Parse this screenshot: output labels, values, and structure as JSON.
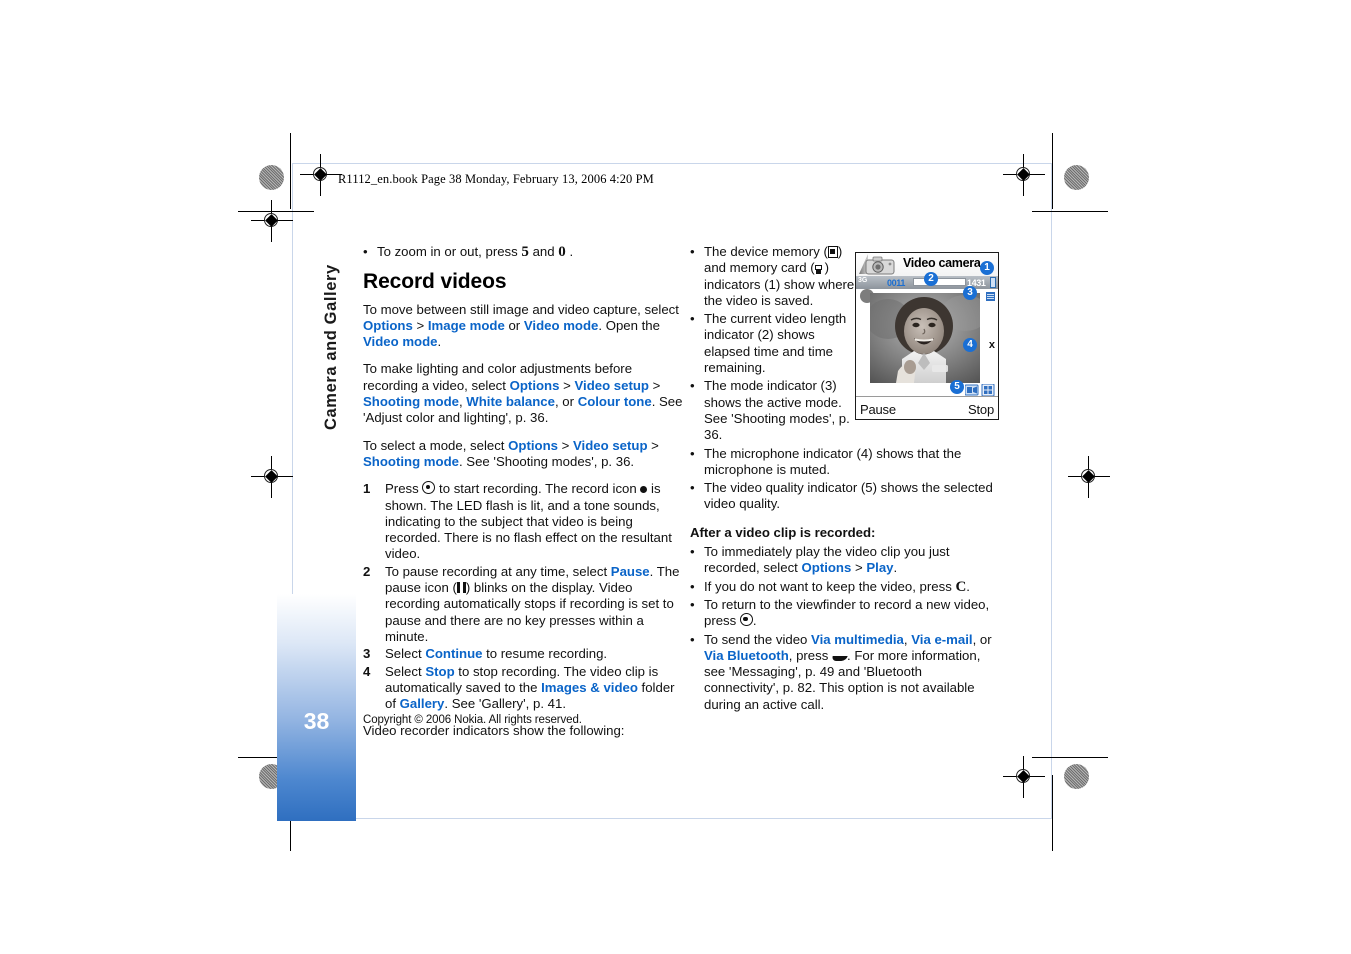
{
  "document": {
    "running_header": "R1112_en.book  Page 38  Monday, February 13, 2006  4:20 PM",
    "chapter_title": "Camera and Gallery",
    "page_number": "38",
    "copyright": "Copyright © 2006 Nokia. All rights reserved.",
    "accent_blue": "#0a64c8",
    "tab_blue": "#2f6fc0"
  },
  "column_left": {
    "zoom_bullet": {
      "bullet": "•",
      "text_before": "To zoom in or out, press",
      "key_1": "5",
      "text_mid": "and",
      "key_2": "0",
      "text_after": "."
    },
    "heading": "Record videos",
    "para_1": {
      "t1": "To move between still image and video capture, select ",
      "l1": "Options",
      "t2": " > ",
      "l2": "Image mode",
      "t3": " or ",
      "l3": "Video mode",
      "t4": ". Open the ",
      "l4": "Video mode",
      "t5": "."
    },
    "para_2": {
      "t1": "To make lighting and color adjustments before recording a video, select ",
      "l1": "Options",
      "t2": " > ",
      "l2": "Video setup",
      "t3": " > ",
      "l3": "Shooting mode",
      "t4": ", ",
      "l4": "White balance",
      "t5": ", or ",
      "l5": "Colour tone",
      "t6": ". See 'Adjust color and lighting', p. 36."
    },
    "para_3": {
      "t1": "To select a mode, select ",
      "l1": "Options",
      "t2": " > ",
      "l2": "Video setup",
      "t3": " > ",
      "l3": "Shooting mode",
      "t4": ". See 'Shooting modes', p. 36."
    },
    "steps": [
      {
        "number": "1",
        "t1": "Press ",
        "icon1": "navi-key-icon",
        "t2": " to start recording. The record icon ",
        "icon2": "record-dot-icon",
        "t3": " is shown. The LED flash is lit, and a tone sounds, indicating to the subject that video is being recorded. There is no flash effect on the resultant video."
      },
      {
        "number": "2",
        "t1": "To pause recording at any time, select ",
        "l1": "Pause",
        "t2": ". The pause icon (",
        "icon1": "pause-bars-icon",
        "t3": ") blinks on the display. Video recording automatically stops if recording is set to pause and there are no key presses within a minute."
      },
      {
        "number": "3",
        "t1": "Select ",
        "l1": "Continue",
        "t2": " to resume recording."
      },
      {
        "number": "4",
        "t1": "Select ",
        "l1": "Stop",
        "t2": " to stop recording. The video clip is automatically saved to the ",
        "l2": "Images & video",
        "t3": " folder of ",
        "l3": "Gallery",
        "t4": ". See 'Gallery', p. 41."
      }
    ],
    "closing": "Video recorder indicators show the following:"
  },
  "column_right": {
    "indicator_bullets": [
      {
        "t1": "The device memory (",
        "icon1": "device-memory-icon",
        "t2": ") and memory card (",
        "icon2": "memory-card-icon",
        "t3": ") indicators (1) show where the video is saved."
      },
      {
        "t1": "The current video length indicator (2) shows elapsed time and time remaining."
      },
      {
        "t1": "The mode indicator (3) shows the active mode. See 'Shooting modes', p. 36."
      },
      {
        "t1": "The microphone indicator (4) shows that the microphone is muted."
      },
      {
        "t1": "The video quality indicator (5) shows the selected video quality."
      }
    ],
    "after_heading": "After a video clip is recorded:",
    "after_bullets": [
      {
        "t1": "To immediately play the video clip you just recorded, select ",
        "l1": "Options",
        "t2": " > ",
        "l2": "Play",
        "t3": "."
      },
      {
        "t1": "If you do not want to keep the video, press ",
        "key": "C",
        "t2": "."
      },
      {
        "t1": "To return to the viewfinder to record a new video, press ",
        "icon1": "navi-key-icon",
        "t2": "."
      },
      {
        "t1": "To send the video ",
        "l1": "Via multimedia",
        "t2": ", ",
        "l2": "Via e-mail",
        "t3": ", or ",
        "l3": "Via Bluetooth",
        "t4": ", press ",
        "icon1": "call-key-icon",
        "t5": ". For more information, see 'Messaging', p. 49 and 'Bluetooth connectivity', p. 82. This option is not available during an active call."
      }
    ]
  },
  "phone_screenshot": {
    "title": "Video camera",
    "network": "3G",
    "elapsed_time": "0011",
    "time_remaining": "1431",
    "softkey_left": "Pause",
    "softkey_right": "Stop",
    "callouts": [
      "1",
      "2",
      "3",
      "4",
      "5"
    ],
    "mic_muted_glyph": "x",
    "icons": {
      "camera": "camera-icon",
      "signal": "signal-bars-icon",
      "battery": "battery-icon",
      "mode": "mode-indicator-icon",
      "quality": "video-quality-icon"
    }
  }
}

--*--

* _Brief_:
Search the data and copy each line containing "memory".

* _Response to this task_:
        "t1": "The device memory (",
        "icon1": "device-memory-icon",
        "t2": ") and memory card (",
        "icon2": "memory-card-icon",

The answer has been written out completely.